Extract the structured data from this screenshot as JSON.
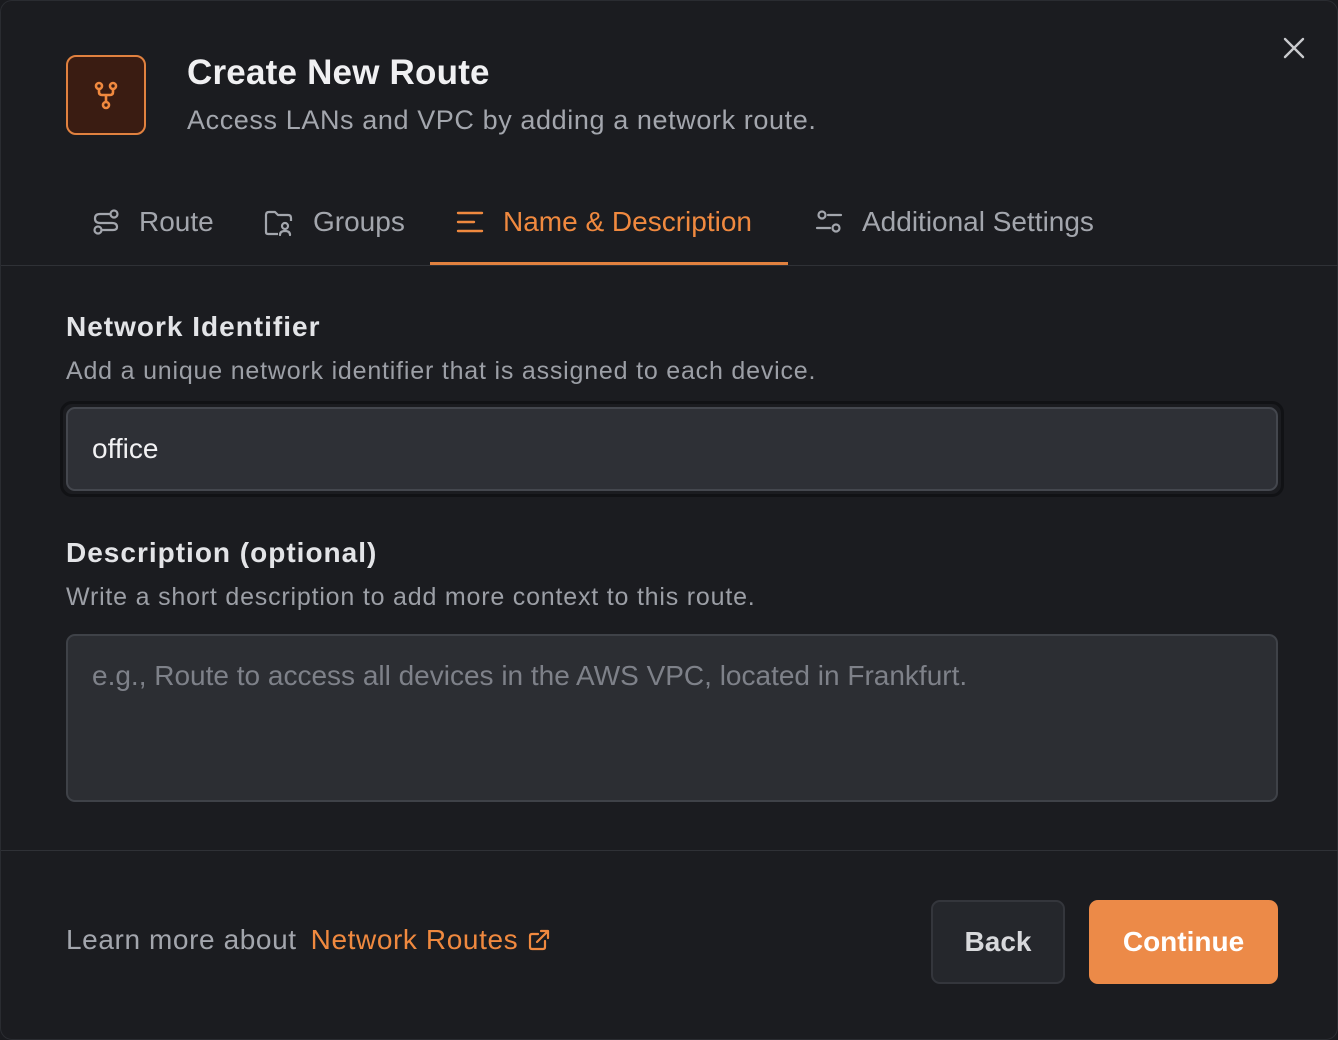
{
  "dialog": {
    "title": "Create New Route",
    "subtitle": "Access LANs and VPC by adding a network route.",
    "header_icon": "route-fork-icon",
    "close_icon": "close-icon"
  },
  "tabs": [
    {
      "label": "Route",
      "icon": "route-icon",
      "active": false
    },
    {
      "label": "Groups",
      "icon": "groups-icon",
      "active": false
    },
    {
      "label": "Name & Description",
      "icon": "text-align-icon",
      "active": true
    },
    {
      "label": "Additional Settings",
      "icon": "settings-sliders-icon",
      "active": false
    }
  ],
  "form": {
    "network_identifier": {
      "label": "Network Identifier",
      "help": "Add a unique network identifier that is assigned to each device.",
      "value": "office"
    },
    "description": {
      "label": "Description (optional)",
      "help": "Write a short description to add more context to this route.",
      "value": "",
      "placeholder": "e.g., Route to access all devices in the AWS VPC, located in Frankfurt."
    }
  },
  "footer": {
    "learn_prefix": "Learn more about",
    "learn_link": "Network Routes",
    "back_label": "Back",
    "continue_label": "Continue"
  },
  "colors": {
    "accent": "#ec8a48",
    "background": "#1b1c20",
    "input_background": "#2e3036"
  }
}
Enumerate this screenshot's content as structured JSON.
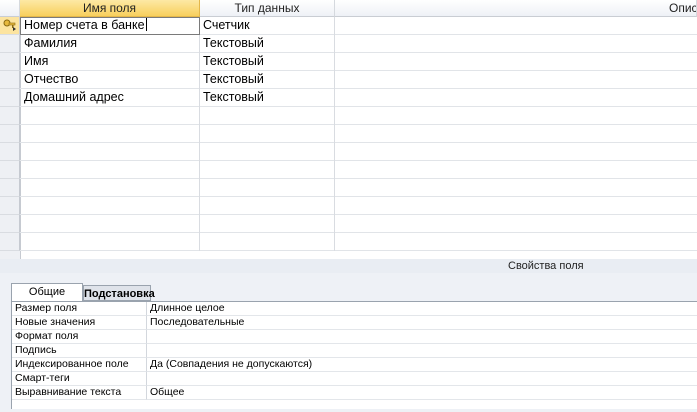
{
  "grid": {
    "headers": {
      "field_name": "Имя поля",
      "data_type": "Тип данных",
      "description": "Опис"
    },
    "rows": [
      {
        "name": "Номер счета в банке",
        "type": "Счетчик"
      },
      {
        "name": "Фамилия",
        "type": "Текстовый"
      },
      {
        "name": "Имя",
        "type": "Текстовый"
      },
      {
        "name": "Отчество",
        "type": "Текстовый"
      },
      {
        "name": "Домашний адрес",
        "type": "Текстовый"
      }
    ]
  },
  "properties": {
    "caption": "Свойства поля",
    "tabs": {
      "general": "Общие",
      "lookup": "Подстановка"
    },
    "rows": [
      {
        "label": "Размер поля",
        "value": "Длинное целое"
      },
      {
        "label": "Новые значения",
        "value": "Последовательные"
      },
      {
        "label": "Формат поля",
        "value": ""
      },
      {
        "label": "Подпись",
        "value": ""
      },
      {
        "label": "Индексированное поле",
        "value": "Да (Совпадения не допускаются)"
      },
      {
        "label": "Смарт-теги",
        "value": ""
      },
      {
        "label": "Выравнивание текста",
        "value": "Общее"
      }
    ]
  },
  "colors": {
    "selected_header": "#f8cf5d",
    "grid_line": "#d9dce1",
    "panel_bg": "#eef1f6"
  }
}
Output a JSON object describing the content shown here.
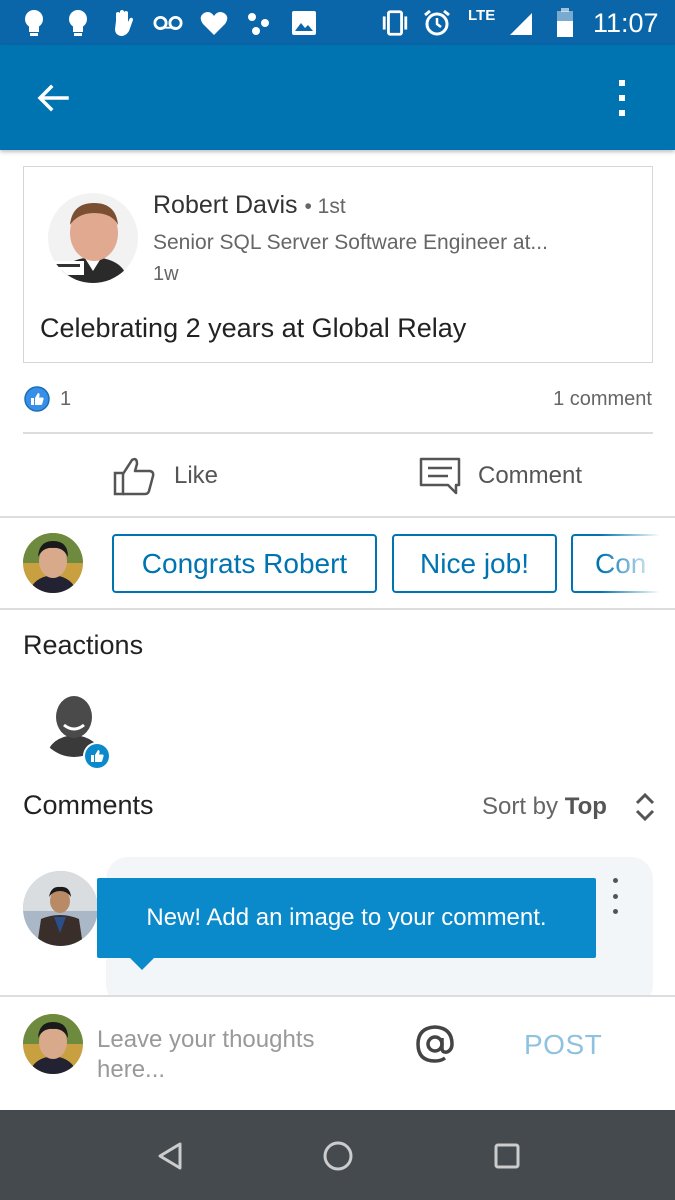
{
  "status_bar": {
    "network": "LTE",
    "time": "11:07",
    "icons": [
      "bulb-icon",
      "bulb-icon",
      "hand-icon",
      "voicemail-icon",
      "heart-icon",
      "dots-icon",
      "image-icon",
      "vibrate-icon",
      "alarm-icon",
      "signal-icon",
      "battery-icon"
    ]
  },
  "post": {
    "author_name": "Robert Davis",
    "connection_degree": "• 1st",
    "author_headline": "Senior SQL Server Software Engineer at...",
    "posted_ago": "1w",
    "text": "Celebrating 2 years at Global Relay"
  },
  "social": {
    "like_count": "1",
    "comment_count": "1 comment"
  },
  "actions": {
    "like_label": "Like",
    "comment_label": "Comment"
  },
  "quick_replies": [
    "Congrats Robert",
    "Nice job!",
    "Con"
  ],
  "reactions": {
    "title": "Reactions"
  },
  "comments": {
    "title": "Comments",
    "sort_prefix": "Sort by",
    "sort_value": "Top"
  },
  "tooltip": {
    "text": "New! Add an image to your comment."
  },
  "compose": {
    "placeholder": "Leave your thoughts here...",
    "post_label": "POST"
  },
  "colors": {
    "brand": "#0073b1",
    "status_bar": "#0a66a8",
    "tooltip": "#0a8acb",
    "nav_bar": "#454a4f"
  }
}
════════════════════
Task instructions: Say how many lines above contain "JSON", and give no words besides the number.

Expected output: 3